High velocity oxy-fuel (HVOF) spray coating of micron (m) and nano (n) WC–Co powders has been studied for the improvement of durability of sliding machine components (SMC). In this work, optimal coating process (OCP) is obtained from the best surface properties of coating prepared by the Taguchi program. Hardness of coating is strongly dependent on powder size and spray parameters (SP) because of their strong influence on in-flight parameters. Hardness of n WC–Co is lower than that of m WC–Co since the degree of hard WC decomposition to less hard W2C, W and graphite is larger due to the larger specific surface area. Coating is porous since the decomposed graphite forms carbon oxide gasses by reaction with excess oxygen, and the gas evolution from coating makes porous coating. Porosity of n WC–Co coating is larger than that of m WC–Co because of larger evolution of carbon oxide gasses through n WC–Co coating.
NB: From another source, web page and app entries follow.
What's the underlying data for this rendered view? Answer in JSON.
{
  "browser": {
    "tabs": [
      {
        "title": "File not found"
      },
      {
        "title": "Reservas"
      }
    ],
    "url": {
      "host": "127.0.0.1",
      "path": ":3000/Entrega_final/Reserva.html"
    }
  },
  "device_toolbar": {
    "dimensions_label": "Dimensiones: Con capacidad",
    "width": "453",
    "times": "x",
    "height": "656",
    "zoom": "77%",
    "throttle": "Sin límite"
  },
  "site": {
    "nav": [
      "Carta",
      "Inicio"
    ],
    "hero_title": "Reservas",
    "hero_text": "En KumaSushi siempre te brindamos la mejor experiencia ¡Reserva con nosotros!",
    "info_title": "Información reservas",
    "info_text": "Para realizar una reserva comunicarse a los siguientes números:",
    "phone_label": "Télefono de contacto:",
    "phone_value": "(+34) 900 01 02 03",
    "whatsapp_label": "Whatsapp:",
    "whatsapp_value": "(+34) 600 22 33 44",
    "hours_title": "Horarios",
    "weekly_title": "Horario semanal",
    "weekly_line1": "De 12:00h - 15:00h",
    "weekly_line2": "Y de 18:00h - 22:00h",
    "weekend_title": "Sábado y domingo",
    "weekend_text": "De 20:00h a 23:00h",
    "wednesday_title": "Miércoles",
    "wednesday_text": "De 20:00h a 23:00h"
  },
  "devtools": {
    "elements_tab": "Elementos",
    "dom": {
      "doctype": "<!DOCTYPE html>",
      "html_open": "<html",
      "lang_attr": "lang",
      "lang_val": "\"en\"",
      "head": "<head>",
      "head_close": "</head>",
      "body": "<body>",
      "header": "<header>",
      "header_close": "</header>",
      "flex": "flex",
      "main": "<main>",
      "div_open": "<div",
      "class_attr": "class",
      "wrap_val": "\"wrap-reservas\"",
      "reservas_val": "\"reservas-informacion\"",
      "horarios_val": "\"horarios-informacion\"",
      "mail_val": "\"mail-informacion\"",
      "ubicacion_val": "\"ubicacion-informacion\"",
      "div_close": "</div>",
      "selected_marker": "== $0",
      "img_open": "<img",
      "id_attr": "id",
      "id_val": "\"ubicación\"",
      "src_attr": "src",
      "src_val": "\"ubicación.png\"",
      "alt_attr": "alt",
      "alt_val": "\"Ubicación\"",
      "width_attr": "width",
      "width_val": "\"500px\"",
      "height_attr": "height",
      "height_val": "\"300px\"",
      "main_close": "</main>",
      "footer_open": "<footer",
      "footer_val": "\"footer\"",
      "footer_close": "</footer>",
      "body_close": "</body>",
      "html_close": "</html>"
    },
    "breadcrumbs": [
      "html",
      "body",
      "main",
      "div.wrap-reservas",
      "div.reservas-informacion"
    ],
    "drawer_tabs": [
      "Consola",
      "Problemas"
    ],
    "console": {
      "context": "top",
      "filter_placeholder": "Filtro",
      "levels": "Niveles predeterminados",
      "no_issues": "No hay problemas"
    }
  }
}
Friction coefficient (FC) is strongly dependent on the coating process (CP) since hardness and porosity of coating are dependent on the CP. FC of n WC–Co is lower than that of m WC–Co both at 25 °C and 500 °C, because of the more decomposition of n WC–Co. FC increases with increasing coating temperature (CT) from 25 °C to 500 °C both at m and n WC–Co because of the increase of adhesion by increasing surface temperature. WC–Co coating is very protective for the machine component since hardness of the coating is 2–3 times higher than those of machine component materials. Stick friction on WC–Co coating surface occurs easily at higher temperature due to the higher FC at the higher temperature.